Math Made Easy: Problem of the Day 92
While I’ve covered a little bit of calculus in our Problems of the Day, I haven’t yet really touched much on vectors. Today’s problem can be solved through trigonometry, but it’s best solved using the dot product. As we add dimensions and directions to our mathematics, it can quickly become clear that we need different ways of multiplying multidimensional objects, especially those with a direction. The dot product is one of those ways, and we can garner physical information from vector through manipulation of it. One of those pieces of information is the angle made between two vectors.
To use the dot product to find that angle, we can use the following formula (found by Gibbs et al around the turn of the 19th Century):
The formula directly relates the cosine of the angle to the dot product, with an inverse relation to the magnitudes of the vectors involved. Note that I took the extra step to take the inverse of the cosine on both sides so we can directly solve for our angle θ. To explain a couple things in notation: vectors we usually express as an emboldened variable. The dot product operator is expressed as a heavy emboldened dot to differentiate it from the light dot of the simple multiplication operator. The double bars around a vector mean to take the magnitude of that vector.
Let’s break it down and do each piece in steps. To find a dot product, we simply multiply the like components of each vector, and add all the products (note that if our vectors are one dimensional, they only have one component each, and so the multiplication you learned in elementary school is just the onedimensional case of the dot product, thus the shared word “product”). In general form, it looks like this, where we define our vectors as :
So plugging our components in, we find the dot product of these two vectors to be:
To find the magnitude of a vector, we simply use the Pythagorean Theorem, since, if we draw the vector starting at the origin, we can make a right triangle where the vertical component is one leg and the horizontal another, with the vector itself being the hypotenuse:
Applying that to our first vector, we get:
And to our second:
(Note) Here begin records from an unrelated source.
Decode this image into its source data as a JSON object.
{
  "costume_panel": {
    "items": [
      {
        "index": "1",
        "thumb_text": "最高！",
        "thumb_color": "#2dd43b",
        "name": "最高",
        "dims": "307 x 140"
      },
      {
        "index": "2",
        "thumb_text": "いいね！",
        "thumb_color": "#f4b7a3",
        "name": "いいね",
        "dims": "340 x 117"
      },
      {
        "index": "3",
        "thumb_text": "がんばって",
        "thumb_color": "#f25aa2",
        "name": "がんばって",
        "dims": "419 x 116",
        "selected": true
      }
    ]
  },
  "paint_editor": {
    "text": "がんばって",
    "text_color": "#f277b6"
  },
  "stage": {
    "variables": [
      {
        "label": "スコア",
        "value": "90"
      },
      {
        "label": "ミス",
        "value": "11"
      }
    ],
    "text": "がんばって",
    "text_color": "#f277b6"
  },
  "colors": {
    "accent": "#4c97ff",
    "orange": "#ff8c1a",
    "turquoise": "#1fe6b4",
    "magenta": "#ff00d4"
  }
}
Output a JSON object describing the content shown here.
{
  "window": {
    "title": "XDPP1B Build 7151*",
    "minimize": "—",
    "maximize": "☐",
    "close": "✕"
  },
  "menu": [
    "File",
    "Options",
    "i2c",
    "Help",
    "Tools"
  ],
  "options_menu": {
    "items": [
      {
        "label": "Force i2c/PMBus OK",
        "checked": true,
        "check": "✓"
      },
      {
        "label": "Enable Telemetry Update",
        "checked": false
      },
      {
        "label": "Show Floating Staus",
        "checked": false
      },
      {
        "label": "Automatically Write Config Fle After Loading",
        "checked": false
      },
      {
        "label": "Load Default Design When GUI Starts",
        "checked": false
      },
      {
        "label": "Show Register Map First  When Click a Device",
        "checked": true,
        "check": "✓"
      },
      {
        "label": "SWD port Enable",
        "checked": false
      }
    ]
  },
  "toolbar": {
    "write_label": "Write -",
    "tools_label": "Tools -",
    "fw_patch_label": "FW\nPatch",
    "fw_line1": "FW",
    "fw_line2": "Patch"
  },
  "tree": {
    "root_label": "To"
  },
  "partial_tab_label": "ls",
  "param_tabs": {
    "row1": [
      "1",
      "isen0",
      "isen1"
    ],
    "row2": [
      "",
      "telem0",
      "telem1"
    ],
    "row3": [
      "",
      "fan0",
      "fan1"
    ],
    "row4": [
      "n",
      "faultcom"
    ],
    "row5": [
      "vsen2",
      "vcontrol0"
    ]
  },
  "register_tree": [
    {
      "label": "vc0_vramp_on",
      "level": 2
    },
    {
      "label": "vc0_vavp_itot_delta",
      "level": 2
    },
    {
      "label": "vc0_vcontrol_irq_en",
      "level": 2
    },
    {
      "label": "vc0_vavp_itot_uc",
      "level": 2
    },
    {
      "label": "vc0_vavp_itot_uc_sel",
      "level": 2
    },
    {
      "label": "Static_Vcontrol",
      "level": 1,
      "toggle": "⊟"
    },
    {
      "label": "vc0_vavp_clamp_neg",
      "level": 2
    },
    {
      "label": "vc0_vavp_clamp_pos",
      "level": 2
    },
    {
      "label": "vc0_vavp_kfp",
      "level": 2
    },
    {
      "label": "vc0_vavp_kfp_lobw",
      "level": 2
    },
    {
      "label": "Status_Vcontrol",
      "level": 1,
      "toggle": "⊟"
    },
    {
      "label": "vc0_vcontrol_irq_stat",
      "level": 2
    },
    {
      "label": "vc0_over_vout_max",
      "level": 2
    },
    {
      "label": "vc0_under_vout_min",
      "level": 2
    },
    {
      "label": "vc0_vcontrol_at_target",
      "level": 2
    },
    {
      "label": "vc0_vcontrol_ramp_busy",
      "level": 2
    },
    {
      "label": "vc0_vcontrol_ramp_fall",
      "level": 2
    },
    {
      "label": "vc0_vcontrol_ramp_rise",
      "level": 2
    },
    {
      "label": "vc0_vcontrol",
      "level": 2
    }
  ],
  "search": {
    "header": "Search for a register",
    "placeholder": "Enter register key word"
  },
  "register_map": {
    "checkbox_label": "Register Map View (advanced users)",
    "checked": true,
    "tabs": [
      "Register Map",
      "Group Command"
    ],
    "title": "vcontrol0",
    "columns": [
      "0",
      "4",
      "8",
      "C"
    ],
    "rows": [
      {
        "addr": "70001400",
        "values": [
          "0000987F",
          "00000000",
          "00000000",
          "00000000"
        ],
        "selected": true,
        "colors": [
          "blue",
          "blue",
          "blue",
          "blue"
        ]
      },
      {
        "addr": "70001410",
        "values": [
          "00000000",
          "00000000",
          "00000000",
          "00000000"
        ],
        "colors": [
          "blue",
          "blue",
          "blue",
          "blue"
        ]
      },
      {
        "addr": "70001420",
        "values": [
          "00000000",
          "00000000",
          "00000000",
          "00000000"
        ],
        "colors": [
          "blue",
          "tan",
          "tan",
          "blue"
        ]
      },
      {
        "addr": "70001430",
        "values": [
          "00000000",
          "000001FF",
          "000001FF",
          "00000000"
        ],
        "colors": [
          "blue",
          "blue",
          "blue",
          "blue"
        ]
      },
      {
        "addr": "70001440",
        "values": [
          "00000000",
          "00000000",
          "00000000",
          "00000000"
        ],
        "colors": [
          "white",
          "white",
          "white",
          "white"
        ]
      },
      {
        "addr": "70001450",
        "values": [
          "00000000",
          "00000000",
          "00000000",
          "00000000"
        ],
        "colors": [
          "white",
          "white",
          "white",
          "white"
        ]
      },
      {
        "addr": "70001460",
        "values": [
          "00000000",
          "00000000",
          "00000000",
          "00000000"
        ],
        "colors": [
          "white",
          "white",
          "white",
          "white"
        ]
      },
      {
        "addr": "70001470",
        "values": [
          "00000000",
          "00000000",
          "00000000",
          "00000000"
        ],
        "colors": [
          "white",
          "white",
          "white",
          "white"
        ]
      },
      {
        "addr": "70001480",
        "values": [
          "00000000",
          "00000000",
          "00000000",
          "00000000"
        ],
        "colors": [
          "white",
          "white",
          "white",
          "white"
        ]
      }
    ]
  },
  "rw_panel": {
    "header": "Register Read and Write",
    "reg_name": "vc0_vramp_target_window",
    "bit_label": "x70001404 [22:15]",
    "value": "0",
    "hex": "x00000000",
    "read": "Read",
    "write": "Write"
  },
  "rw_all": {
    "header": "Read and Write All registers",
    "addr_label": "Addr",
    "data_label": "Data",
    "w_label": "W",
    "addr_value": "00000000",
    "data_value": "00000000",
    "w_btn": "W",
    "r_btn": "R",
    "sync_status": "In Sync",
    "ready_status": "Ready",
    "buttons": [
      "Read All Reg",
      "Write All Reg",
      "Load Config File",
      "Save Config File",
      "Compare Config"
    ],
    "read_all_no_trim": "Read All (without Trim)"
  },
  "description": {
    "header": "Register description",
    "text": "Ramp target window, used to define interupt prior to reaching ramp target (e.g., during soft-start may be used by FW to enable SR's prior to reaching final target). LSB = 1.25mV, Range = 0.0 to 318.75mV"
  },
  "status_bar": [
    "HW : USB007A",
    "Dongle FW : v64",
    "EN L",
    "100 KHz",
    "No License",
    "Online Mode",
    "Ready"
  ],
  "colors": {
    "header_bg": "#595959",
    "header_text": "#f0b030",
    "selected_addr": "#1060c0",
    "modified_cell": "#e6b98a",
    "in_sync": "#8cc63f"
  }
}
Now we can just plug everything into our first formula for the angle, giving us a result of 0.53 radians (or about 30.5 degrees).
An interesting consequence of the cosine being directly related to the dot product, is that, were our angles perpendicular, or at an angle of π/2 (90 degrees), their dot product would be zero. A better word for this is orthogonal – anything that is orthogonal to something else is perpendicular to it in all respects, or has a dot product of zero.